Problem to solve - Locate every line in the material below that has the word "JSON". Copy each of those lines.

+===+

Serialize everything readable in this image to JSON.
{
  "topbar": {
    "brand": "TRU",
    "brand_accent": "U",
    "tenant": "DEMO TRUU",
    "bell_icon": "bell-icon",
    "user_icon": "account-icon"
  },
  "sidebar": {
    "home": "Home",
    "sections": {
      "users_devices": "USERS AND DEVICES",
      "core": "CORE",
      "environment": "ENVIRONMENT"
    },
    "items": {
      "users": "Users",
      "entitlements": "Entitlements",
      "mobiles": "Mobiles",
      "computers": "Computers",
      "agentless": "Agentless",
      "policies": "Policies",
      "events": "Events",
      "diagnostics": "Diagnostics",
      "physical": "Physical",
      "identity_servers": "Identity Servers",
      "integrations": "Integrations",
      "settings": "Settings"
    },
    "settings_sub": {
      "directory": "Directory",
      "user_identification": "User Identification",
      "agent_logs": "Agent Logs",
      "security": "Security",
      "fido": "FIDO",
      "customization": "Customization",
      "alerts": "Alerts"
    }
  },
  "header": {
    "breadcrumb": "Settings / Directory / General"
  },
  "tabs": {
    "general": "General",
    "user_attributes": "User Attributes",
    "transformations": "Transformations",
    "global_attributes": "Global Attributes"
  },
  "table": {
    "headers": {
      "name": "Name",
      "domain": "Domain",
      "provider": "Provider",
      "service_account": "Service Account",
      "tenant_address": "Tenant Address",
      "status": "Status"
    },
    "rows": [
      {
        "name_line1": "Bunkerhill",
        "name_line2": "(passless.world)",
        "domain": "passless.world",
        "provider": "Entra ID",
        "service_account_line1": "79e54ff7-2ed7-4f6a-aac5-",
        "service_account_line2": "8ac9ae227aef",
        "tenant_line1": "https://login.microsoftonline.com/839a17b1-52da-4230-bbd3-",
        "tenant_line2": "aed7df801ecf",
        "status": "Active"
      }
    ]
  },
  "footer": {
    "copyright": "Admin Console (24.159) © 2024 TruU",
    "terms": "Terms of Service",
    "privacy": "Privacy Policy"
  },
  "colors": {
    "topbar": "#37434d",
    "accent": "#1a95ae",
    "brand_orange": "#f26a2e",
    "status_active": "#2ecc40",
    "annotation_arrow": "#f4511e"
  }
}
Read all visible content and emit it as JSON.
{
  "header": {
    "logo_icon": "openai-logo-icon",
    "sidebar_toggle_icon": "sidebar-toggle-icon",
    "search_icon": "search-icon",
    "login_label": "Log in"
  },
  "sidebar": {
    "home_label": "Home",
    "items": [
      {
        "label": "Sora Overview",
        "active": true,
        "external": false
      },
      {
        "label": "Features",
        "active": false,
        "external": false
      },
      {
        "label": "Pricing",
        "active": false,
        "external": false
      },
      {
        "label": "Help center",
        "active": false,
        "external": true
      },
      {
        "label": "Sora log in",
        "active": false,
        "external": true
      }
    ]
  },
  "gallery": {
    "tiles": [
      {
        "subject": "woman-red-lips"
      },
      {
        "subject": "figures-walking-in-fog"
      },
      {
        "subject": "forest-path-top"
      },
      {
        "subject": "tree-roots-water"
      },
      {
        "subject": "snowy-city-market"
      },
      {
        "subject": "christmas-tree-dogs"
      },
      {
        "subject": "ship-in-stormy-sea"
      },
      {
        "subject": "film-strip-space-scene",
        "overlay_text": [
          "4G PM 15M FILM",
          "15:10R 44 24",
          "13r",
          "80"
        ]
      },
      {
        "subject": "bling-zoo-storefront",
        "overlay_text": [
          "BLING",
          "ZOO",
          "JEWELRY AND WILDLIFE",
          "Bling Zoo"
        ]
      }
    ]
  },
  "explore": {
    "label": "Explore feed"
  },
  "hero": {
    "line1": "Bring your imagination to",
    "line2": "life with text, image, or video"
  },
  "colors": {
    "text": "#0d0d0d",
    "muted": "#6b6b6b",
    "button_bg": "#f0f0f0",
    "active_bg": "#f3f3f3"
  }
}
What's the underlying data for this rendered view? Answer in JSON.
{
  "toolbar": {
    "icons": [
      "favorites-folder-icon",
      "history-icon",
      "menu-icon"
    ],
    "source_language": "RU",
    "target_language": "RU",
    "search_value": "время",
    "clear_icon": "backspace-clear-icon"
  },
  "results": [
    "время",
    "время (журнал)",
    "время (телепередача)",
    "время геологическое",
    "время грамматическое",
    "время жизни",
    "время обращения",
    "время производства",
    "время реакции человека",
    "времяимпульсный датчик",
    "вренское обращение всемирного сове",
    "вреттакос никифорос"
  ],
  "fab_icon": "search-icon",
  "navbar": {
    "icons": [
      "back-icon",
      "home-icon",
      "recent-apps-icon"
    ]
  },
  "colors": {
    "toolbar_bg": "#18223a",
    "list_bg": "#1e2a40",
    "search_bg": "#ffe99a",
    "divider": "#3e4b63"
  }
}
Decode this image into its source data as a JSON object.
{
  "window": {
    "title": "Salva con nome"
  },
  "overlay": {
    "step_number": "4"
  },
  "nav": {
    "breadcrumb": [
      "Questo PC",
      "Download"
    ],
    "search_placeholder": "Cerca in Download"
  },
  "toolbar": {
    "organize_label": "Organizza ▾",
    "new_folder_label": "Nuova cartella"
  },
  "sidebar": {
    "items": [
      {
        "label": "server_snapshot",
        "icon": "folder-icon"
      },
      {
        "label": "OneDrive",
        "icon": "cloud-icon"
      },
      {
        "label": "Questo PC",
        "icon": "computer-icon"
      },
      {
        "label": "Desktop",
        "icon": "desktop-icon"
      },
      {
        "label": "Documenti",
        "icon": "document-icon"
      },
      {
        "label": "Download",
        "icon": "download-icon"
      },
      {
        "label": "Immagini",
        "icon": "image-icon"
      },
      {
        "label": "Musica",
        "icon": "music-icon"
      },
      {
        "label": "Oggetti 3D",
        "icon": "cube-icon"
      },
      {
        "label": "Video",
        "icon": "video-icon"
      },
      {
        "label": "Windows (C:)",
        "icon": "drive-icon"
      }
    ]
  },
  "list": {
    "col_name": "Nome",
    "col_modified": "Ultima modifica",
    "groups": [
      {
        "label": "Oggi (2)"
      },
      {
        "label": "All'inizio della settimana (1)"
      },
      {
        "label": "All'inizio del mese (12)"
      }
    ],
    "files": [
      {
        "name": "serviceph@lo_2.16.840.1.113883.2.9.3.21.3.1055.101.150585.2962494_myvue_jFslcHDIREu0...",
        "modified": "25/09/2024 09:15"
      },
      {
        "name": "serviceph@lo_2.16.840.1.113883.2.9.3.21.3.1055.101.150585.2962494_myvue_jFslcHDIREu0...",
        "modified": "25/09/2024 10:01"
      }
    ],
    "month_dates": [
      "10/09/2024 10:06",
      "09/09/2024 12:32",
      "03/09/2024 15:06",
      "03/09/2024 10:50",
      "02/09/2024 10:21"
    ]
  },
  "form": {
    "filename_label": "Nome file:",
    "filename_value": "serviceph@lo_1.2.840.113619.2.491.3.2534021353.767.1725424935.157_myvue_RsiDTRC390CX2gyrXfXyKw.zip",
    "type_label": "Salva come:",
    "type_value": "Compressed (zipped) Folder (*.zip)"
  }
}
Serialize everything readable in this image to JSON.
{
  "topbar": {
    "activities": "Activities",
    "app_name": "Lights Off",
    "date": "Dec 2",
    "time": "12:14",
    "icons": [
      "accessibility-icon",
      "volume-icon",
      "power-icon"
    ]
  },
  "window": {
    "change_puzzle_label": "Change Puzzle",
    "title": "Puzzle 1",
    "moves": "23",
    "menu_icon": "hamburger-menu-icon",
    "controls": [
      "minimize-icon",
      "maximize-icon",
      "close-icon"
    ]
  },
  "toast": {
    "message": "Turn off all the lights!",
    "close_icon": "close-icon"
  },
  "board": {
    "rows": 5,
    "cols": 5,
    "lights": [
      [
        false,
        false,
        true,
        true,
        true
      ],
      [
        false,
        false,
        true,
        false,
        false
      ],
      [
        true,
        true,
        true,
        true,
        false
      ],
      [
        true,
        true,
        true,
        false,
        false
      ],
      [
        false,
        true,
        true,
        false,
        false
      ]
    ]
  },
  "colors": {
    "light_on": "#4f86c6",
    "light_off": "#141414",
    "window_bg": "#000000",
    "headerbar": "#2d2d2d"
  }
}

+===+

Your solution -
Serialize everything readable in this image to JSON.
Read all visible content and emit it as JSON.
What's the underlying data for this rendered view? Answer in JSON.
Decode this image into its source data as a JSON object.
Serialize everything readable in this image to JSON.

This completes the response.